Description of the task:
Your task is to copy each line of the records that includes the string "Mbit".

Items from a dataset:
————

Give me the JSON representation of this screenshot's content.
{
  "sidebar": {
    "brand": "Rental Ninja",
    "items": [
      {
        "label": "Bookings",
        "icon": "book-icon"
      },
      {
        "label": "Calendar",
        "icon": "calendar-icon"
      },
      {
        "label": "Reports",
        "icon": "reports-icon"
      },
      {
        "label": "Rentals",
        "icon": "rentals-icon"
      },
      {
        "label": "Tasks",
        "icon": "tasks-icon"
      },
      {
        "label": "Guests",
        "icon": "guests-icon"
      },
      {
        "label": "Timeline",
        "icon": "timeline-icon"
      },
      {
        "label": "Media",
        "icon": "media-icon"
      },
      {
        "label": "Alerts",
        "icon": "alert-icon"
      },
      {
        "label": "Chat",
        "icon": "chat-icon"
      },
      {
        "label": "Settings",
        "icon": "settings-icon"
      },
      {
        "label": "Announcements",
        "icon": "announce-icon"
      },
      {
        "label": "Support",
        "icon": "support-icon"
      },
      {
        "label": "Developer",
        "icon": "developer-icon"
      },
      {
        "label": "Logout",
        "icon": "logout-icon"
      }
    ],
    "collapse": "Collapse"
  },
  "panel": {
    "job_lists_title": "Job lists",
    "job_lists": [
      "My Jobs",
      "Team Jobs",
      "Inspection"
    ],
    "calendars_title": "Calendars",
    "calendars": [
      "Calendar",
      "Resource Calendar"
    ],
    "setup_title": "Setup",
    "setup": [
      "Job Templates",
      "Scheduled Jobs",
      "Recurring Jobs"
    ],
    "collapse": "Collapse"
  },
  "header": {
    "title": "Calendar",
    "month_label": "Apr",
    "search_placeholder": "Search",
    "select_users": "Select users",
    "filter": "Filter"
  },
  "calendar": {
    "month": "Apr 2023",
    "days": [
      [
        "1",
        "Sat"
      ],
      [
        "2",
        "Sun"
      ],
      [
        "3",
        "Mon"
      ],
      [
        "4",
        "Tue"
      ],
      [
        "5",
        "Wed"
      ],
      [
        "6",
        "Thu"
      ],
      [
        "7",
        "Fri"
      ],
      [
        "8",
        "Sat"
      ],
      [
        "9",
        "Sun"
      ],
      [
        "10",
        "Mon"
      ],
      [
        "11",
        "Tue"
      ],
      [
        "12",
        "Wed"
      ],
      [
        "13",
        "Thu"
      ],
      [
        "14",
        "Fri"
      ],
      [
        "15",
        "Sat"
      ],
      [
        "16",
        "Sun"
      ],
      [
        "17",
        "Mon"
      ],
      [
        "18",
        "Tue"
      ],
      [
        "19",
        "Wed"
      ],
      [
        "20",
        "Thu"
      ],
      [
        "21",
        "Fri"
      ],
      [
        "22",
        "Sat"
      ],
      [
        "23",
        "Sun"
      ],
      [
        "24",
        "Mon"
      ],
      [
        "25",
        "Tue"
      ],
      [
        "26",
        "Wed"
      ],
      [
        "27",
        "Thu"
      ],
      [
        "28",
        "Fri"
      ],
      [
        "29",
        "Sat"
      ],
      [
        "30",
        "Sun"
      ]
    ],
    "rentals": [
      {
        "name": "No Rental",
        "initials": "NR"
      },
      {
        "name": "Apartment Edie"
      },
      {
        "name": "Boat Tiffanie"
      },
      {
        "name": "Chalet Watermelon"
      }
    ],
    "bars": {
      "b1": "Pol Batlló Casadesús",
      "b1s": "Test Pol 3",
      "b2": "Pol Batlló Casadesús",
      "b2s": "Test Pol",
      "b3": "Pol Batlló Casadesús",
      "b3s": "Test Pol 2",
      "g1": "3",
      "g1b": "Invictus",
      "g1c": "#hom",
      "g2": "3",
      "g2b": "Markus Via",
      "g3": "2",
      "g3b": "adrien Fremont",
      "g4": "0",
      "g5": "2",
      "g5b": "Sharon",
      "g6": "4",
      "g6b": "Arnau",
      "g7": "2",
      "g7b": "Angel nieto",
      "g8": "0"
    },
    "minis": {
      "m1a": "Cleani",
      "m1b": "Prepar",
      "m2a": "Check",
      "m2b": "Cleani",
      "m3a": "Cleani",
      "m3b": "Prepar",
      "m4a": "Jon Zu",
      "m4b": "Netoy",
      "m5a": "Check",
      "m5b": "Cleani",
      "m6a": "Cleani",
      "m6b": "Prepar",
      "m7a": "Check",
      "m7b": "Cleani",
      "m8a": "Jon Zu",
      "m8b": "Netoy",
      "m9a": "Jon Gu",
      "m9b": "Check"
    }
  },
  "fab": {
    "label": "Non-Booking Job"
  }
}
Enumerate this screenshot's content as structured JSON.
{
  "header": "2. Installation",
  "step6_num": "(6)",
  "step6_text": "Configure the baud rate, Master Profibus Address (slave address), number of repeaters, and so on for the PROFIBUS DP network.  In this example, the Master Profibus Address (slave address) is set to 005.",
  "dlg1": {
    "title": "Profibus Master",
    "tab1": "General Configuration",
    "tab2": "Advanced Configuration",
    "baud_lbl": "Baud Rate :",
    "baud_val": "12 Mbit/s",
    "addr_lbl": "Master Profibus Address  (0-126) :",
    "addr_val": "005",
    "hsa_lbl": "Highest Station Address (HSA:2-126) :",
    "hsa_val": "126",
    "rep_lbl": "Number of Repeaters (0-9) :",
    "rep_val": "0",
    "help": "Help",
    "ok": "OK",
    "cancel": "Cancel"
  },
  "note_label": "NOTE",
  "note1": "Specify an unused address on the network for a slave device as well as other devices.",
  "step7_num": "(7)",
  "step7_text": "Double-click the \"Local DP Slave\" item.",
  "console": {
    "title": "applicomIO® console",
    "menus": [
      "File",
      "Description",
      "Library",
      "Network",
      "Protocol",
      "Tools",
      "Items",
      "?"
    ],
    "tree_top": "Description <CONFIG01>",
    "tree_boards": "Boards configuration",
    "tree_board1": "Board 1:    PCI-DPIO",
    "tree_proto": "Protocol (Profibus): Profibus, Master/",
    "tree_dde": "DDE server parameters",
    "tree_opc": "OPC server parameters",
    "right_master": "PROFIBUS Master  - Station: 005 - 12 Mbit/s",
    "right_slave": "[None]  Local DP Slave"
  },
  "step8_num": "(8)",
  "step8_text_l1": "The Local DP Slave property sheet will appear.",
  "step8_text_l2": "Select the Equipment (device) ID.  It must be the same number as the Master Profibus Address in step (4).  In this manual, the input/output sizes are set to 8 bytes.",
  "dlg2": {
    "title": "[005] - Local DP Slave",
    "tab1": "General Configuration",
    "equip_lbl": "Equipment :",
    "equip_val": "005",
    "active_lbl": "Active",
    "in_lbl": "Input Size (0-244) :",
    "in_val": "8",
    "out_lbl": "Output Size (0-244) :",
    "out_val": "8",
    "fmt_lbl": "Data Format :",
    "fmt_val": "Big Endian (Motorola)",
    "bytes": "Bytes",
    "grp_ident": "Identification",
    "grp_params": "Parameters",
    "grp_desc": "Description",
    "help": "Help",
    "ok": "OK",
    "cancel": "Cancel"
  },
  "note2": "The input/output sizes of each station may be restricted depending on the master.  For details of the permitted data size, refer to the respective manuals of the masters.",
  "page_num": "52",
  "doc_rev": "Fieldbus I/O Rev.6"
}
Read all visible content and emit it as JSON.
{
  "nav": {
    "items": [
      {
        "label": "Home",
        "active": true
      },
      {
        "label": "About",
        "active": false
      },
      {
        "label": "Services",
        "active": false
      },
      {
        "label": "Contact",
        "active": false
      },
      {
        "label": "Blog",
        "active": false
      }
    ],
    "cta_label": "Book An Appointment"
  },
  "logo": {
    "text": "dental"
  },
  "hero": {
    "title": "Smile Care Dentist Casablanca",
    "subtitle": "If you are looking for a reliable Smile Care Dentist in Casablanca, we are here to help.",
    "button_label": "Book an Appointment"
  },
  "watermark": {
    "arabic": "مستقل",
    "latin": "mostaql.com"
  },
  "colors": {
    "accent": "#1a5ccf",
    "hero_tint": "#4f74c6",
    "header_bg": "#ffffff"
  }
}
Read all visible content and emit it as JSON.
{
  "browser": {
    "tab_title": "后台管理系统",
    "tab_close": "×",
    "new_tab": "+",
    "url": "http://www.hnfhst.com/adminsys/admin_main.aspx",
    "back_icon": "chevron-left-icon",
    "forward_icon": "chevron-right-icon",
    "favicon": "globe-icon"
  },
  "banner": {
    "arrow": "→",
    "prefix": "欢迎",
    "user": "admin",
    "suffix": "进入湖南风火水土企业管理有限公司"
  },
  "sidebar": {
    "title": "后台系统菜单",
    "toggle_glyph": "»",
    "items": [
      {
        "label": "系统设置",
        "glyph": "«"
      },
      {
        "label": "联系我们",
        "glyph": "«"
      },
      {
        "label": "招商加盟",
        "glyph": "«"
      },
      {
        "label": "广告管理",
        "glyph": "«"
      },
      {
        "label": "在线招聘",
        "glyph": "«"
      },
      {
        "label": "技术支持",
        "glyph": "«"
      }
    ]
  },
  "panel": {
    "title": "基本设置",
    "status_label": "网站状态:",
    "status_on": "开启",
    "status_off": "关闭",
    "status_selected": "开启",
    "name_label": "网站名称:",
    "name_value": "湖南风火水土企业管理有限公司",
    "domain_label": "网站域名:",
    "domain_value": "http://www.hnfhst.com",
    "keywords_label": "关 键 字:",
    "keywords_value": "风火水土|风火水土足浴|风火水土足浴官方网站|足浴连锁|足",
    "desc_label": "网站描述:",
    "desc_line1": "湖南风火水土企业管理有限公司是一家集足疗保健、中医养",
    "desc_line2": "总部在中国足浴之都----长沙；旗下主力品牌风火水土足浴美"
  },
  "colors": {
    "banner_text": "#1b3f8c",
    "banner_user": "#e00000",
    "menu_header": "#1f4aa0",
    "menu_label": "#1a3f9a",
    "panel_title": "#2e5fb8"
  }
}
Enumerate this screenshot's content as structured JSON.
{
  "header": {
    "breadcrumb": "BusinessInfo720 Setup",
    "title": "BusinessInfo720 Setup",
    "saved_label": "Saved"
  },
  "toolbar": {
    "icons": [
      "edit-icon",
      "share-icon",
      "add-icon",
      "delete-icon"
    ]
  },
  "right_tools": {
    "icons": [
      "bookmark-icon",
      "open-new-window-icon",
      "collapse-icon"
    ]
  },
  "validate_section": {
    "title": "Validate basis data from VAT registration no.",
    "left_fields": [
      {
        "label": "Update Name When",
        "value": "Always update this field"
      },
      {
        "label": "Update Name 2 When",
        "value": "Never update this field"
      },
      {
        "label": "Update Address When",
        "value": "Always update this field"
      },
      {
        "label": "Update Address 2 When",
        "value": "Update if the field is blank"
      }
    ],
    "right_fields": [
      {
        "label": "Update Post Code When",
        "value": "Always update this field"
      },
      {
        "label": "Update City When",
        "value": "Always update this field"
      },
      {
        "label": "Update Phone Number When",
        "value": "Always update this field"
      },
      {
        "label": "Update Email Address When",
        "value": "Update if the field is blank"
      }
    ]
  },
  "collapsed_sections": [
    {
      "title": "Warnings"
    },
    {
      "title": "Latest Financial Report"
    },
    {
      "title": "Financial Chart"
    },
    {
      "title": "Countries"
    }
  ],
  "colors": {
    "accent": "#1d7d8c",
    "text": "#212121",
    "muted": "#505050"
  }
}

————

Exercise result:
    "baud_val": "12 Mbit/s",
    "right_master": "PROFIBUS Master  - Station: 005 - 12 Mbit/s",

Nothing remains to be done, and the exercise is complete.